“Veterans Day was coming up, and I was already running the lake for a workout and as a way of staying fit. I said to myself, ‘I am taking the American flag and running with it out of respect for Captain Byers and my family.’ Not only did my mom and dad serve in Vietnam, but I served in Kuwait, my brother served for 20 years, and both of my grandfathers served in World War II. I decided that running with the flag wasn’t just to honor captain Byers, but also to honor my family and the guys I served with. I wanted to honor them, and I did not want people to forget them, especially those who served honorably like Captain Byers and some of my friends who were killed in 9/11. I was at Ground Zero in New York to help with recovery efforts and lost quite a few friends that day who were service members. I want to honor them as well.”

If you’ve ever heard Sweat run, you will often hear him chant like most servicemen during training. He also yells “Good morning” to everyone he sees.

“Not too long ago, I was running with the flag and I saw a man with a little girl. I could kind of tell from a distance he had been a marine and yelled towards him to say, ‘Good Morning, Trooper,’ and I kept on rolling. When he finished his visit, he went past me and met me over by the country club parking lot. He got out of his cruiser and put his hat on, stood in attention to salute me, and yelled, ‘Semper fi.’ At that point, nothing was going to stop me. It’s the little things like that, that make my day. I was so motivated that I improved my running time that day as well.

Never quit. Never forget.
“That is my motto when I run with the American flag.

“Another of my favorite stories is a gentleman who is a full Navy commander. He lives on the lake and is one of very few surviving Navy aviators who can stand up and say he has over 500 launches and captures with two types of aircraft. If he is in the right location of his house, when he sees me coming he will get up out of his chair wherever he is, and will stand at the end of his carport or at the end of his driveway, depending on how much time he has when he sees me coming, and he will stand in attention as soon as I get close enough with the flag. He will snap to and yell, ‘Good morning, corporal,’ and I will yell, ‘Good morning, commander.’ I also yell, ‘Never quit. Never forget.’ He will give me a snap salute, and I keep on running. This gentleman has been doing that for the past three to four years when he sees me coming as I run the lake.

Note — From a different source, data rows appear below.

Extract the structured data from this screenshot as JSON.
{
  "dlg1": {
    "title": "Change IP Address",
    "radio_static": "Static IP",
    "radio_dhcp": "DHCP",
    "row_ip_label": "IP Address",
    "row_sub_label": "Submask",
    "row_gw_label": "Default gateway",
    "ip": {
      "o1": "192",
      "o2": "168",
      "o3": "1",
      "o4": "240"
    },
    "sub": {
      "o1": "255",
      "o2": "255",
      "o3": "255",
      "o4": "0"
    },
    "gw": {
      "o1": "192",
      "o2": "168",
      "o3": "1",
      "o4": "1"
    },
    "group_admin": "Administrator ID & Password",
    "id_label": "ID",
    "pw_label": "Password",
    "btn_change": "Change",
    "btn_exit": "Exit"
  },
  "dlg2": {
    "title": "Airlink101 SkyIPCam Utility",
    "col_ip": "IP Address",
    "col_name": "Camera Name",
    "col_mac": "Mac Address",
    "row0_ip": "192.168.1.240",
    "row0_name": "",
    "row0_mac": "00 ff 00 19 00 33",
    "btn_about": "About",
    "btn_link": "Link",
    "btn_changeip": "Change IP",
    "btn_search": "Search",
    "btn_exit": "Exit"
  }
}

“The ultimate question is, why? The answer is, so nobody forgets. This is not a non-profit organization. I do not receive money, and it is not done to make a political statement of any kind.

“I’ve had an opportunity to meet so many veterans, and I get to know their stories. When I run with the flag, I am running so that no one forgets. I don’t want people to forget the price that is paid and has been paid for our freedom and this beautiful country. My father died from service-related cancer. My father-in-law died from service-related cancer as well. My grandfather sustained an injury during World War II which hindered him further in life to make a living as time went on. There is a price that is paid for the freedom that we have; the general public sometimes doesn’t realize how extensive that can be. My son and his mom sat down and figured out that in the three years I was in service, I was home for a total of 10 months. Not consecutively, but that is how long I was home for. The strain on family life is very hard. It’s not only the soldiers that pay the price, but also their families.

“As time has gone by, I’ve had veterans share their stories with me, and when I run and carry the department flags (Navy, Air Force, Marine Corps), I carry their stories with me. I run the lake so that nobody forgets the price, so that nobody is forgotten. I don’t leave anyone behind.”